After a seven day trial in June of 1997, Barschalls methodology was deemed sound and the results free from errors. The court also found that the Gordon & Breach complaint that Barschall did not examine or report on the costs to them of producing their journals was irrelevant. More significantly, the court gave credence to the societies discovery, during the long years of litigation, that "the evidence persuasively demonstrated that the present suit is but one battle in a global campaign by G&B to suppress all adverse comments upon its Journals ". APS and AIP were able to document ten instances of (mostly successful) attempts at intimidation, including of librarians, professors and research scientists in the US and abroad. In January of 1999 the U.S. Court of Appeals for the Second Circuit rejected Gordon & Breachs appeal of this decision.
Except for one possible final appeal by G&B in France, this appears to be the end of the case. APS and AIP can celebrate not only their victory (tempered only by the fact that Barschall, did not live to see it) but also their steadfastness and willingness, in the face of a large drain of money. The credit for this persistence belongs not only, or even primarily to the determined operating officers (in the case of AIP, first Kenneth Ford and then Marc Brodsky), but to the Council and Executive Board of APS and the Governing Board of AIP. On the many occasions on which the case came before these bodies for discussion and decision, in the face of some sentiment to settle it, even on restrictive and dangerous terms, the representatives of the membership stood firm. Among the APS presidents during the period, Burton Richter and Kumar Patel should be singled out for their steadfast leadership; in the AIP, Hans Frauenfelder led the Governing Board in refusing to abandon the case, except on honorable terms. Although, the case had no broad economic implications for AIP and APS, the societies pursued it as a battle in defense of truth, free expression and the competence and integrity of a valued member.

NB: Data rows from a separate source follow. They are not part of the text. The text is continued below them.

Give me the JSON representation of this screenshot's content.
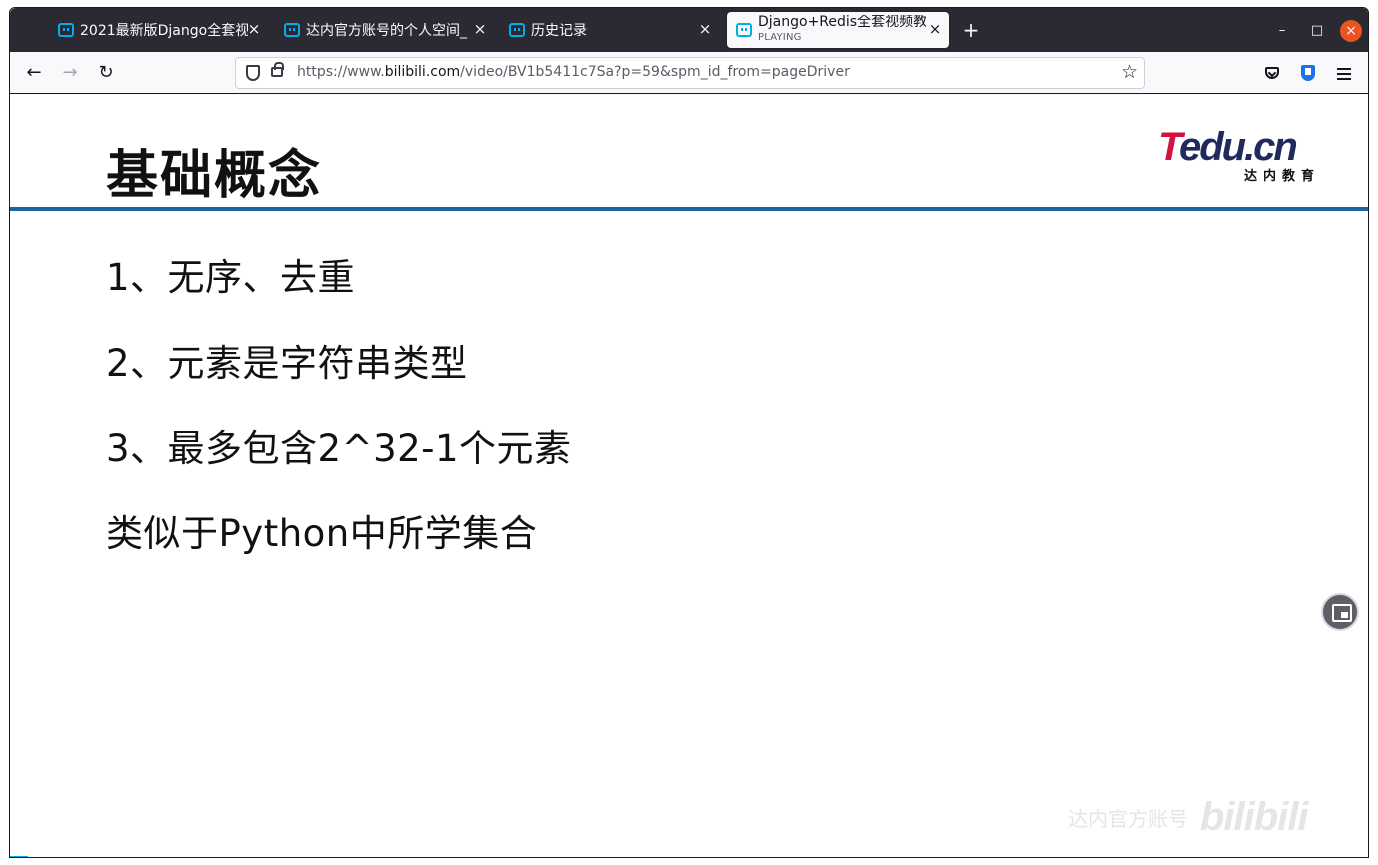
{
  "browser": {
    "tabs": [
      {
        "title": "2021最新版Django全套视",
        "active": false
      },
      {
        "title": "达内官方账号的个人空间_",
        "active": false
      },
      {
        "title": "历史记录",
        "active": false
      },
      {
        "title": "Django+Redis全套视频教",
        "subtitle": "PLAYING",
        "active": true
      }
    ],
    "tab_close_glyph": "×",
    "new_tab_glyph": "+",
    "window_controls": {
      "minimize": "–",
      "maximize": "□",
      "close": "×"
    },
    "nav": {
      "back": "←",
      "forward": "→",
      "reload": "↻"
    },
    "url": {
      "prefix": "https://www.",
      "domain": "bilibili.com",
      "path": "/video/BV1b5411c7Sa?p=59&spm_id_from=pageDriver"
    },
    "bookmark_glyph": "☆",
    "icons": [
      "shield-icon",
      "lock-icon",
      "star-icon",
      "pocket-icon",
      "extension-icon",
      "menu-icon"
    ],
    "accent_color": "#00aeec",
    "close_button_color": "#e95420"
  },
  "slide": {
    "title": "基础概念",
    "logo": {
      "brand_prefix": "T",
      "brand_rest": "edu.cn",
      "subtitle": "达内教育"
    },
    "points": [
      "1、无序、去重",
      "2、元素是字符串类型",
      "3、最多包含2^32-1个元素",
      "类似于Python中所学集合"
    ],
    "rule_color": "#1d62a5"
  },
  "player": {
    "watermark_account": "达内官方账号",
    "watermark_logo": "bilibili",
    "pip_icon": "picture-in-picture-icon"
  }
}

Professor of Physics and Provost Emeritus
City College of the City University of New York
Treasurer Emeritus of the American Physical Society
Adjunct Professor of Physics at the University of New Mexico.